Nobody likes to see a roach in their kitchen, but they find their way in from time to time. If you see one, there are probably more lurking in the corners and shadows of your home, which means you’ll need to take action if you want your home to be pest-free. Fortunately, dealing with a roach infestation is fairly straightforward, and you’ll have several options on how to approach it.
Phase One: Eliminate Food, Water, and Hiding Places
The first phase is arguably the most important. If you have cockroaches in your home, it’s undeniably because your home is attractive to them. They’ve found a way in, through holes and cracks in your exterior, and they’ve decided to stay because they have access to food, water, and convenient hiding places. If you can eliminate some or all of these convenient roach amenities, they’ll likely lose interest and move along. And if you kill your existing roach population with traps, baits, and sprays, eliminating these things will prevent them from coming back—otherwise, you’ll be trapped in a never-ending cycle.
Most roaches originate in the kitchen, where food particles, crumbs, and residue are common. Make sure all of your food is tightly sealed in containers, and clean all the nooks and crannies of your kitchen, including cupboards, drawers, and behind and under appliances. Moving forward, give the kitchen a good wipe-down at the end of each day, and while you’re at it, limit food consumption in other areas of the house.
It’s also a good idea to make sure all sources of moisture are dry. Fix any plumbing leaks, and get rid of any leftover water in your sinks and tubs. You can also eliminate roach hiding places and prevent them from getting in by sealing up hiding places like cracks or holes. The fewer gaps in your home, the better.
Phase Two: Set Up Gel Baits
Once you’re confident your roaches no longer have easy access to food, water, and hiding places, you can move onto the next phase of your plan: elimination. The best way to kill an existing roach population is with the use of gel baits. Gel bait is highly attractive to roaches, drawing them out and incentivizing them to consume it. However, it’s deadly to them; any roach that eats it or comes in contact with it should die.

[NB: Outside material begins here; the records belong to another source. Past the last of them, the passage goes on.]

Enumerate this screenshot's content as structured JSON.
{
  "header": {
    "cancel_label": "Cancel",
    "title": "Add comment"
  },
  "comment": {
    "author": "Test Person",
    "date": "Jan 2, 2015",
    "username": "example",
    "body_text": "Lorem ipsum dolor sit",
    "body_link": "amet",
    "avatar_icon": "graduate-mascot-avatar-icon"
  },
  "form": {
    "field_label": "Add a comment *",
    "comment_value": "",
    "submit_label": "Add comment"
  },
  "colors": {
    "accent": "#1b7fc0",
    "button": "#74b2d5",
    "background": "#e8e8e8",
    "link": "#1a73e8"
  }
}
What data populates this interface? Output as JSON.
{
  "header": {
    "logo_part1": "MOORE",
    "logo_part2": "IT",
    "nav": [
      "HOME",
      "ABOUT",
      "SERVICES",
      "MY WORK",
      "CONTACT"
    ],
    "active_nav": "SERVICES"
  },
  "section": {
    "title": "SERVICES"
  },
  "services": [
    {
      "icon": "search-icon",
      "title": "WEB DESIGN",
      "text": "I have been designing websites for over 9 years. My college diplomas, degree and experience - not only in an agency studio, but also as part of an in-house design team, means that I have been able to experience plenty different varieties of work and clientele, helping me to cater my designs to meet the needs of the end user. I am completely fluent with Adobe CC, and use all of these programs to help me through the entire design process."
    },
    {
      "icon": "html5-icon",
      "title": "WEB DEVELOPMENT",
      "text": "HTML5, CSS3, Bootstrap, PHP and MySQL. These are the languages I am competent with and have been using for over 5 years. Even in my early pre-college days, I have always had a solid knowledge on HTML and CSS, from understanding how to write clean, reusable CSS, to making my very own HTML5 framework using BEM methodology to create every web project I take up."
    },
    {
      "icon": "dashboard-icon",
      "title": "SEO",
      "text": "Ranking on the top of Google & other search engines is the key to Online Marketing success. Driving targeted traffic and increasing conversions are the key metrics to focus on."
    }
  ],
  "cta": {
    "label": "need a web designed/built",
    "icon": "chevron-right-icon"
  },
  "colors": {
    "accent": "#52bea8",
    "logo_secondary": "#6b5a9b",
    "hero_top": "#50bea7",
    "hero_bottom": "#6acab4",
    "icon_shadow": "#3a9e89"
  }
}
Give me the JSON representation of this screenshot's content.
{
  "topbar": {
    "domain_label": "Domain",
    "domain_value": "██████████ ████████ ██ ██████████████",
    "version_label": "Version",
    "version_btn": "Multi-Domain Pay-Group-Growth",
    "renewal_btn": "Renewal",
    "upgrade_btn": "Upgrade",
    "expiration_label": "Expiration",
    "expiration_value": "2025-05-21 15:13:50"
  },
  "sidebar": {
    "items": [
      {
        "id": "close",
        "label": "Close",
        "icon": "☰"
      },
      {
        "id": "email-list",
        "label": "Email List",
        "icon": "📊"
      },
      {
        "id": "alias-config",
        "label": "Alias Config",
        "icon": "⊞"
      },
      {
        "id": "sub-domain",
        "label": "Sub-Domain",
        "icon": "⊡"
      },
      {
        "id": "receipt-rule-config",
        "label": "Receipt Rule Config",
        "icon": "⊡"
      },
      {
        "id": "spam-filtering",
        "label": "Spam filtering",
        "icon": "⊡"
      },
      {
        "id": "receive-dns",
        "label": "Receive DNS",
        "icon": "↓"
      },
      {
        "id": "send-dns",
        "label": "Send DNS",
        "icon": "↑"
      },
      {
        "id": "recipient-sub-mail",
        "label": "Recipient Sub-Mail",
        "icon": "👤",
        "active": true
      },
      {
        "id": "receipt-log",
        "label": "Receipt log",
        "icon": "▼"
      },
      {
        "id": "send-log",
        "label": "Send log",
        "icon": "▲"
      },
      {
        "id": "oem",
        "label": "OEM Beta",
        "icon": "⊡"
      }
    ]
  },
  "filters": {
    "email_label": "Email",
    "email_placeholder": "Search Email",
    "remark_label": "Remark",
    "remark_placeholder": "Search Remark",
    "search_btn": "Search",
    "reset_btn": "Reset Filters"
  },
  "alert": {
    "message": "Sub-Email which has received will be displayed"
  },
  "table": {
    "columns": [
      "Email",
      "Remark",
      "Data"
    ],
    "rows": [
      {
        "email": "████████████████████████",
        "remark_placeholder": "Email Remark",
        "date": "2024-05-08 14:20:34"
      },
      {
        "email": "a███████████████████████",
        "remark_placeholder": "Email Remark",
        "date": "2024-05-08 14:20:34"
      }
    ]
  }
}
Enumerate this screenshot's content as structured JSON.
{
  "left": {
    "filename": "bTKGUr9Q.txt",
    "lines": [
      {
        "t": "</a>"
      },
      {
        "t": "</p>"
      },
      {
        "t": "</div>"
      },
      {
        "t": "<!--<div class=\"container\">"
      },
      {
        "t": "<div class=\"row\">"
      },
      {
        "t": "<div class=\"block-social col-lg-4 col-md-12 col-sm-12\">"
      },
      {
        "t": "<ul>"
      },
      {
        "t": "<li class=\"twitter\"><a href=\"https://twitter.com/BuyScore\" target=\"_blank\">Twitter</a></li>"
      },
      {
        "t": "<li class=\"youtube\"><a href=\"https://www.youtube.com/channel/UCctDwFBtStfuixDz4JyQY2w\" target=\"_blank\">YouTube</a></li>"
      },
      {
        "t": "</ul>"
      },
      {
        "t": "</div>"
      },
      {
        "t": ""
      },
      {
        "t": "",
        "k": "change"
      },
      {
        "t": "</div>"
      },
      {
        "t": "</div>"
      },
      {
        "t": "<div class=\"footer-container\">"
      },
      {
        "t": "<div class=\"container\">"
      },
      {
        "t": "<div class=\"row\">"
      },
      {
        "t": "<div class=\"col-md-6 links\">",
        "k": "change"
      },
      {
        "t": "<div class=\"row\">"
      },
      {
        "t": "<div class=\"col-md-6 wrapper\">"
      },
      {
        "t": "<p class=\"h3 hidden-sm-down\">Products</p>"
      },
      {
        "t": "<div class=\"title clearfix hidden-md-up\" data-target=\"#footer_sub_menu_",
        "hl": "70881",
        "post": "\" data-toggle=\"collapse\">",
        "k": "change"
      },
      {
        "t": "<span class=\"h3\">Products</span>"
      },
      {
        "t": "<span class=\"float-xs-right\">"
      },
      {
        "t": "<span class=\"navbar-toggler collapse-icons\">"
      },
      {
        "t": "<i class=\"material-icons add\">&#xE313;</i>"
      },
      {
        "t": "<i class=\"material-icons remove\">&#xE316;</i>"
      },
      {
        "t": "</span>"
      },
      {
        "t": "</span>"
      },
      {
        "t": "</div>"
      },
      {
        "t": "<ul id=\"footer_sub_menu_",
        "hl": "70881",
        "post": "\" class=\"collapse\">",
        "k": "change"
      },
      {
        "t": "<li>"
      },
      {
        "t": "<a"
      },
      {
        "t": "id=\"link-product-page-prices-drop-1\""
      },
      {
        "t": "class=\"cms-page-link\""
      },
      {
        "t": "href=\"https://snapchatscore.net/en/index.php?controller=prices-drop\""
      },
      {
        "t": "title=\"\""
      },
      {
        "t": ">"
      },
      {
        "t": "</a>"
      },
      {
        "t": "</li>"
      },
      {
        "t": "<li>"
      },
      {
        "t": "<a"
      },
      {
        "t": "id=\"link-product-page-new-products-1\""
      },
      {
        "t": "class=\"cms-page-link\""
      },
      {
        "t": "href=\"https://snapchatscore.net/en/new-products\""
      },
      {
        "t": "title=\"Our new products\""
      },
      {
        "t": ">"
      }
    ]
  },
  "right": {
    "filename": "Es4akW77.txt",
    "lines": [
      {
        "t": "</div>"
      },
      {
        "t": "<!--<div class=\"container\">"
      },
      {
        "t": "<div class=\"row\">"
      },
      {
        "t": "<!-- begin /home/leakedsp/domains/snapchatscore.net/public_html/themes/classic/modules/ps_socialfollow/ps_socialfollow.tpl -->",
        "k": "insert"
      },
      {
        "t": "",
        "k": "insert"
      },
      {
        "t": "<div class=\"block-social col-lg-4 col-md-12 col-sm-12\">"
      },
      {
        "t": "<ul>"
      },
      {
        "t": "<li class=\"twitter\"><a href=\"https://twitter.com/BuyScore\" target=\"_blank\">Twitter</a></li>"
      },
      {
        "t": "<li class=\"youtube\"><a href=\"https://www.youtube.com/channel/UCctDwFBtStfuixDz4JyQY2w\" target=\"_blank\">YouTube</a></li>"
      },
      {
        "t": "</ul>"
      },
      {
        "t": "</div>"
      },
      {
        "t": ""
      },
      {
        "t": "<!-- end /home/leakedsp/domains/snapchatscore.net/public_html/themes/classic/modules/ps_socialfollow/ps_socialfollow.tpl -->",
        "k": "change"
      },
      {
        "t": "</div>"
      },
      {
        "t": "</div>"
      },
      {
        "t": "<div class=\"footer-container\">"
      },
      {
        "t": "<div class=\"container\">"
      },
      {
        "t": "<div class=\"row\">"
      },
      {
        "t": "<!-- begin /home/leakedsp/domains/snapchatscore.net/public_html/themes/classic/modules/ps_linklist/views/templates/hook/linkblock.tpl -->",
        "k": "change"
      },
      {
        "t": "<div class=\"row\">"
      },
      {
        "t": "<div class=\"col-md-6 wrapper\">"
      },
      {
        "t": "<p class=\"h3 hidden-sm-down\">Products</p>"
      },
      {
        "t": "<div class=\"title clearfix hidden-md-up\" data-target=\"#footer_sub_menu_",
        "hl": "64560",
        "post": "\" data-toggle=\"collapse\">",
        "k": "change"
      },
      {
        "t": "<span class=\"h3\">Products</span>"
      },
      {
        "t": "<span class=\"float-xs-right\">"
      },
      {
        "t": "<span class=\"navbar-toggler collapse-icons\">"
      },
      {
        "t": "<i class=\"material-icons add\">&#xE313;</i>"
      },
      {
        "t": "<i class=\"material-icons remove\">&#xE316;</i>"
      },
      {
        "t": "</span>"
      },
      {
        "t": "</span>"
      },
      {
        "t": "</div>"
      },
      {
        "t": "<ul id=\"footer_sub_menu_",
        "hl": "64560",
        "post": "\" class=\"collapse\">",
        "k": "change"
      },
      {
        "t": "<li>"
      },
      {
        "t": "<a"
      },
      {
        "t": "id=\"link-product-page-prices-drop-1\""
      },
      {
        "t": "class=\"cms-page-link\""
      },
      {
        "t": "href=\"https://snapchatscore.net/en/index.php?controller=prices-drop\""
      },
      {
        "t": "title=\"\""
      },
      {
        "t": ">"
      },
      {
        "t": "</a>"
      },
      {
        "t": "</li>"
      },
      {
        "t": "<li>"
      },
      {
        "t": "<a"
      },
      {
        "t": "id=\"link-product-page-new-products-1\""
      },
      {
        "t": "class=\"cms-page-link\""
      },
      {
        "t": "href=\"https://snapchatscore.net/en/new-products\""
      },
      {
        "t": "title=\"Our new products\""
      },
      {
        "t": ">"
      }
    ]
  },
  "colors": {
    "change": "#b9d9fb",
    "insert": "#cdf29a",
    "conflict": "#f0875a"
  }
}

Even better, gel baits have a ripple effect; roaches are communicative animals, so when one roach finds a source of food, they usually tell others about it. Accordingly, if even one roach finds one of your gel baits, it will start a domino effect, ultimately reaching dozens of roaches or more. Be sure to set up gel baits at commonly trafficked areas of your home (i.e., wherever you’ve seen roaches in the past).
Phase Three: Monitor and Evaluate
Next, you’ll need to monitor your progress and evaluate the problem. Don’t be worried or angry if your efforts aren’t immediately effective; it sometimes takes many weeks, or even many months to completely get rid of an infestation.
There are a few ways to monitor the results of your efforts, but the easiest is through the help of a few well-placed glue traps. These glue traps will trap roaches so you can see how many are traveling through a given area. Ideally, with your gel baits in place, you’ll start to see these populations decline over time. After a few weeks, you should notice a discernable difference. If you don’t, you may need to reconsider your cleanliness and gel bait placement strategies.
Phase Four: Call a Professional
If you follow the steps above, you should be able to control and/or eliminate the problem on your own. Most types of cockroaches will go away on their own if they don’t have access to food, and if you set up poisoned bait traps, it’s only a matter of time before your existing cockroach population disappears. Still, there are fringe cases where the cockroach infestation is so severe that your baseline strategies won’t work. If it’s been a month or more with no measurable change in your apparent cockroach population, it may be time to call in a professional exterminator. This likely means you have some point of entry and/or some food source that you haven’t been able to eliminate. The exterminator may be able to track down the true root of the problem and make a recommendation on how to proceed.
The next time you see a roach, try not to freak out. These insects usually keep to themselves, even if they’re annoying and they get things a little dirty. Follow these basic steps, and in a matter of weeks to months, your problem with practically disappear.